A quick visit to the sock aisle of your favorite department store will leave you with more questions than answers – especially when it comes to the type of sock and when you should wear it.
The purpose of this guide is to help you make sense of all the different options and when it may be more appropriate to wear one sock over another.
Here’s a table highlighting the differences between various sock types:
- Height: This is how high the socks rise from heel to cuff.
- Worn With: Some socks are more versatile than others. Here we outline some occasions you may want to wear a particular type of sock.
|Sock Type||Height||Worn With|
|Knee High Socks||22”||Casual wear, including dresses, skirts, or solo.|
|Over-the-Calf Socks||19”||Formal, work, or cold weather.|
|Crew Socks||11″||Casual to semi-formal pants and athletic wear.|
|Ankle Socks||4 to 6″||Athletic wear, hiking, long pants.|
|Low Cut Socks||2″||Athletic or casual wear.|
|No Show Socks||1″||Semi-formal to summer wear.|
|Athletic Socks||3”||Athletic wear.|
|Compression Socks||4 to 20”||Medicinal wear.|
1. Knee High Socks
The knee-high sock is worn for warmth or casual wear and, you guessed it, rises above the knees. While cozy, knee-high socks do also serve some functional purposes. Most commonly, this sock type will be paired with fashion, winter, or hiking boots. In addition, the extended height will protect you from the boot’s collar rubbing against your skin and causing irritation.
Some knee-high socks may contain performance fabrics to wick moisture and prevent blisters.
What to wear with knee-high socks: boots, skirts, dresses, or cozy wear.
2. Over-the-Calf Socks
Rising just above the calf muscle, over-the-calf socks are less likely to slip down your leg. This type of sock is most commonly found in men’s dress socks and work socks. When paired with merino wool, Pima cotton, or silk fabric, you have a nice breathable sock for all-day comfort.
What to wear with over-the-calf socks: dress pants, work pants, or cold weather running.
3. Crew Socks
The crew sock is the most popular sock due to its versatility. From casual to more formal wear, the crew sock rises approximately 11” from heel to cuff, allowing them to rest right in the middle of your calf muscle.

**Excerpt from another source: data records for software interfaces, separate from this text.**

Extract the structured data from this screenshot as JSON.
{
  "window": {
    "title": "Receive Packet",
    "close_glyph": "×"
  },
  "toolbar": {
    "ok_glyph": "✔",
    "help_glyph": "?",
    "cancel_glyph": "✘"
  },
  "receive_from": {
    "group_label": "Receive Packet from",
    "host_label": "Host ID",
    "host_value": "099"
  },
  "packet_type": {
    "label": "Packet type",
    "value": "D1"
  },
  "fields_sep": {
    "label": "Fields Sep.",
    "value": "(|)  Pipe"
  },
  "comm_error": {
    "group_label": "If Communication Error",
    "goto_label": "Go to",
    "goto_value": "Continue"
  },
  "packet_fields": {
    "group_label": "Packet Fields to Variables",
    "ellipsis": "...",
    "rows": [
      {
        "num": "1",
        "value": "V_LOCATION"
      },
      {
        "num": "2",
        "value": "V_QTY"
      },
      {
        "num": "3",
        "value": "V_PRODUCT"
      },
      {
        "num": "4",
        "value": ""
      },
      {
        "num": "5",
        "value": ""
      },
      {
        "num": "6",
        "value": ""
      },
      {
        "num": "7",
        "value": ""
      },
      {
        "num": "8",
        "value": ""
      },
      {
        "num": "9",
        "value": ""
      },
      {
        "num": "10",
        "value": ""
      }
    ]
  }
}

However, unlike knee-high and over-the-calf socks, crew socks are susceptible to slipping down your leg after an extended period. Therefore, the quality of craftsmanship is essential here.
You’ll find the crew sock height works great for many outfits, including dress, casual, hiking, novelty, and more.
What to wear with crew socks: denim, chinos, and athletic shorts.
4. Ankle & Quarter Socks
Slightly shorter than a crew sock, the quarter sock (also known as an ankle sock) rises 4 to 6” from heel to cuff. The quarter sock is often worn for either casual or athletic intents, although the latter is the more appropriate.
The shorter length limits the use of quarter or ankle socks to only pants with at least one break in the fabric. Wearing cropped chinos or denim with ankle socks will result in leg exposure when sitting down or crossing your legs.
You should also consider wearing quarter socks with moderately high dress boots, including chukka (desert) and Chelsea boots.
What to wear with quarter socks: longer chinos or denim.
5. Low Cut Socks
The low-cut sock rests below the talus (ankle bone) and will be nearly hidden behind a shoe collar. Low-cut socks are a good choice for those who want a bit more security when compared to a no-show sock.
What to wear with low-cut socks: casual sneakers with a higher collar or shorts.
6. No Show Socks
Also known as invisible socks, no-show socks rest below the shoe collar. Commonly paired with loafers, flats, and even casual sneakers, no-show socks are a summer wardrobe staple.
While no-show socks may not seem like they have much utility at first glance, they help prevent foot odor, blisters, and moisture buildup. Excessive moisture can rot a shoe from the inside out.
What to wear with no-show socks: shorts, skirts, athleisure pants.
Recommended shoes to wear with no-show socks: sneakers, boat shoes, oxfords, monks, flats, and driving loafers.
7. Athletic Socks
We won’t go too far into this category, but it’s essential to know that some companies make socks for specific athletic activities. For example, running socks (pictured above) focus on moisture control and blister prevention. At the same time, hiking socks may offer a thicker shin panel that will protect your lower legs from branches, thorns, poison ivy, and more.
The takeaway: if you find yourself doing certain athletic activities repeatedly, consider purchasing a pair of socks that provide better performance and comfort.
8. Compression Socks
These specially designed socks are for individuals who need assistance moving blood throughout their legs. Available in several different graduated compressions, measured in millimeters of mercury (mmHg), doctors may recommend these socks if your legs feel tired, have spider or varicose veins, or simply feel dizzy when standing up.
Speak with your family doctor to learn more.
Additionally, some runners may wear compression socks to facilitate blood flow.
We hope that this guide gave you a better understanding of all the different types of socks available and how they should be worked into your wardrobe.